This is simpler. What you create while in the employ of the company, the company owns. If you are contracting for an agency, then make sure you understand what claim the company will make to your work. If you are not happy handing over rights, discuss it and get the agreement in writing.

Chasing copyright thieves
If you think pursuing clients for misuse of digital files sounds like a pipedream, then think again. Photographer David Hoffman (www.hoffmanphotos.com) spent two evenings in February 2006 tracing unlicensed use of his photographs online.

By the end of the year he had recovered more than £27,000 in fees from seven major Web sites, including several councils and a broadcaster. “Every sale must have a clear licence limiting the use permitted,” he says.

“Send nothing out without an accompanying document stating your terms and conditions. Without these basic professional precautions you’re cutting off any moves to recover the fees due.”

Hoffman used Google Images and A9.com to find his images. He searched on his name and subject matter. He made electronic and print copies of all illegally used images.

After discounting “mad personal Web sites”, he then approached only the UK sites – “The US have their own system of copyright and it’s a total pain,” he says – and requested payment.

Some sites, like one of the councils, hid behind obfuscating emails and removed the images. With his electronic papertrail he exposed their cheek, and got his cheque. If you think that’s a success story, Getty Images is an even bigger one.

The company has a team of people using similar techniques, as well as digital fingerprinting to track unlicensed images.

Jonathan Lockwood, Getty’s vice president corporate counsel, told Digital Arts it collects “several million dollars of revenue globally each year from image misuse”.

The future
Hoffman traced his unlicensed images the old fashioned way – a sort of search and destroy method based on searching on key words associated with the image.

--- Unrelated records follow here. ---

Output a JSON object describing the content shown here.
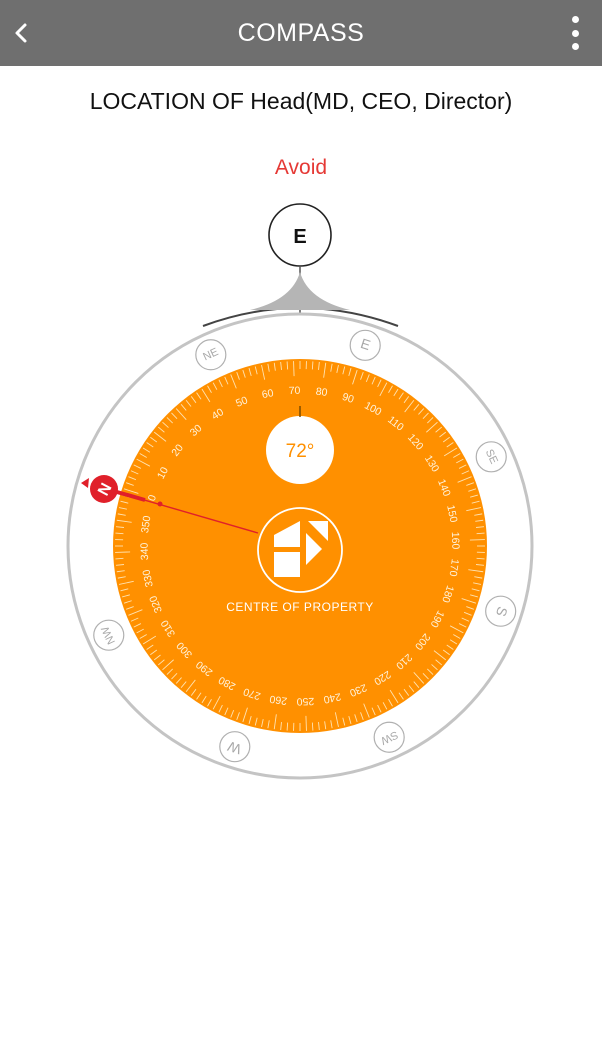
{
  "appbar": {
    "title": "COMPASS",
    "back_icon": "chevron-left-icon",
    "menu_icon": "more-vertical-icon"
  },
  "heading": "LOCATION OF Head(MD, CEO, Director)",
  "status": {
    "text": "Avoid",
    "color": "#e53935"
  },
  "compass": {
    "direction_label": "E",
    "heading_value": "72°",
    "centre_label": "CENTRE OF PROPERTY",
    "north_label": "N",
    "cardinal_labels": [
      "E",
      "SE",
      "S",
      "SW",
      "W",
      "NW",
      "NE"
    ],
    "scale_labels": [
      "0",
      "10",
      "20",
      "30",
      "40",
      "50",
      "60",
      "70",
      "80",
      "90",
      "100",
      "110",
      "120",
      "130",
      "140",
      "150",
      "160",
      "170",
      "180",
      "190",
      "200",
      "210",
      "220",
      "230",
      "240",
      "250",
      "260",
      "270",
      "280",
      "290",
      "300",
      "310",
      "320",
      "330",
      "340",
      "350"
    ],
    "dial_color": "#ff9000",
    "needle_color": "#e0202a"
  }
}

“If you find a suspect image yourself you don’t need a watermark to know it’s yours,” says Hoffman. Indeed, watermarking is, he argues, “pretty useless. It’s easily removed, even by accident.” And Web crawlers he dismisses as “rubbish”.

However, technology does have its part to play, and the future lies in systems – PicScout is one – that make a mathematical algorithm from the image and search the Web for a match.

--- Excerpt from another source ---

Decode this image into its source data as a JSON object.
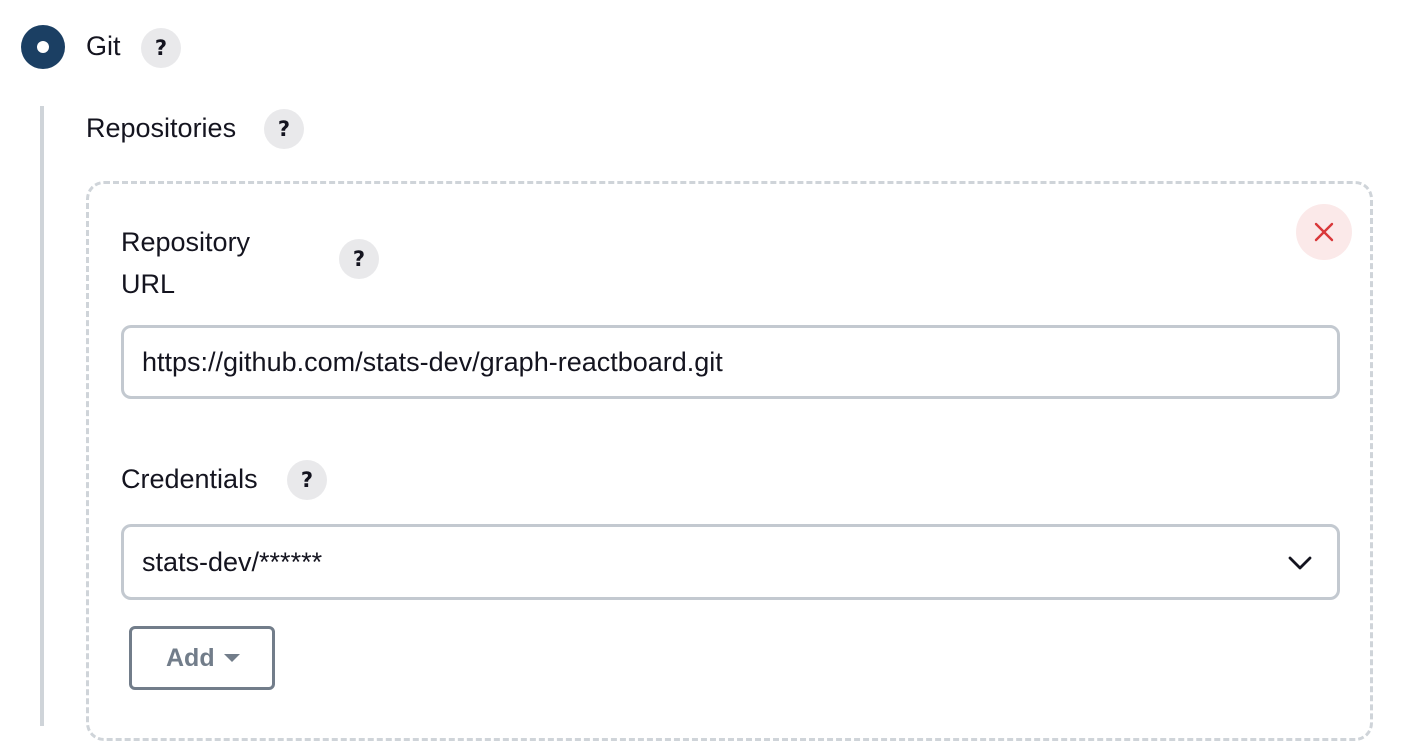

Nick Galvin, archive director at Magnum Photos London, says, such technology is “working and proven”. But, he adds, “It’s in its infancy and so is very expensive.”

Companies charge an annual subscription, charge to search and also take a cut of fees recovered from unlicensed images. With increased economies of scale though, expect this type of technology to be available to the masses in the not too distant future.

Preserving metadata in Photoshop

‘Saving for Web’ in Photoshop is used by many photographers and designers to streamline their workflow when producing work to display online. The benefit of this approach is that colour is corrected and file size reduced in one easy action.

Unfortunately, however, this way of working also strips out all of that file’s metadata. Adobe has reasons for this (“images can be copied by screengrab – and that leaves all the metadata behind anyway,” is one) but most photographers would like to have the option at least of preserving it.

A workaround is:
1. With your RGB image open in Photoshop, push the ‘Edit in ImageReady’ button;
2. Select 2-Up to display optimized images;
3. In the Optimize palette window select Options;
4. Tick the Metadata box and click Settings;
5. In the pop up box, select ‘Add XMP Metadata’, click OK; and
6. Select File > Save Optimised As…, name the file and hit Save. Now, when you open the file in Photoshop, the metadata is preserved. While you’re at it, stick on a visible watermark.

Tips to protect your digital images

  • Only use low-res images on Web sites
  • Stamp them with a visible digital watermark
  • Embed copyright information in the image’s metadata – ‘File info’ in Photoshop does this
  • Consider subscribing to a digital watermarking tracking company
  • Issue a licence with your images setting out terms of use
  • Search for your work regularly and chase down unlicensed use

Illustration Johann